═══ Task data ═══

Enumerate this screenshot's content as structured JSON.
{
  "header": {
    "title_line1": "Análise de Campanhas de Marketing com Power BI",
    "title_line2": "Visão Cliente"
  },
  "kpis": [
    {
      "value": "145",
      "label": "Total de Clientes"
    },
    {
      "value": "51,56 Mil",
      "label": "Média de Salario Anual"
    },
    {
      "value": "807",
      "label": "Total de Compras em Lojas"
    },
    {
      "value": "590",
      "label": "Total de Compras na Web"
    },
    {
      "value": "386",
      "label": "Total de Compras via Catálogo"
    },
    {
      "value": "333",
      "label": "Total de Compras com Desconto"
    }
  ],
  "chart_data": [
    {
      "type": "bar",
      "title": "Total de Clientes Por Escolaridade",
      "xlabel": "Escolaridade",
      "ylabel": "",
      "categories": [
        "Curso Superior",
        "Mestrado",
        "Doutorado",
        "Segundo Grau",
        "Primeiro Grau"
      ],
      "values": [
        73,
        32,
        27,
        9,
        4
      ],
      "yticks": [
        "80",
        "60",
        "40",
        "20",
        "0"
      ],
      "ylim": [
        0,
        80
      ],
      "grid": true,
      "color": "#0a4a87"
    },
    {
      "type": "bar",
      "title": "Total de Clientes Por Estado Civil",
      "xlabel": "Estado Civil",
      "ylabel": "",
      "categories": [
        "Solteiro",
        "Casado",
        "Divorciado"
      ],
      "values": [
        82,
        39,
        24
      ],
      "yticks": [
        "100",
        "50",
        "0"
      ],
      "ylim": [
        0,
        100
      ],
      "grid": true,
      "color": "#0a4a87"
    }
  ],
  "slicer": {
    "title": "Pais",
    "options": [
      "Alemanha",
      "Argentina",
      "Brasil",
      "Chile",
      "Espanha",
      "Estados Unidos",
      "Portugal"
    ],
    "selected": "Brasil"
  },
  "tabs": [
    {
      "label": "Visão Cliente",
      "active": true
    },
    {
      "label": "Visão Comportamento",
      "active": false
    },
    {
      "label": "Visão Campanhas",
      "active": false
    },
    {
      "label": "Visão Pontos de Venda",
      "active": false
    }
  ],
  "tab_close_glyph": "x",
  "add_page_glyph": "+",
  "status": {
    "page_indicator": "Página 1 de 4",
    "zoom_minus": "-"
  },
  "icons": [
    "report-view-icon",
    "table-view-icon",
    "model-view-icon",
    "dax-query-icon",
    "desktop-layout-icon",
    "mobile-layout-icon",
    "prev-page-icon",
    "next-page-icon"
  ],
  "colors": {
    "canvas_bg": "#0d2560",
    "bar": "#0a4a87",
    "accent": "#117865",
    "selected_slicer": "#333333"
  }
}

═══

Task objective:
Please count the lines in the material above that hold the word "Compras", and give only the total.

Answer to the problem:
4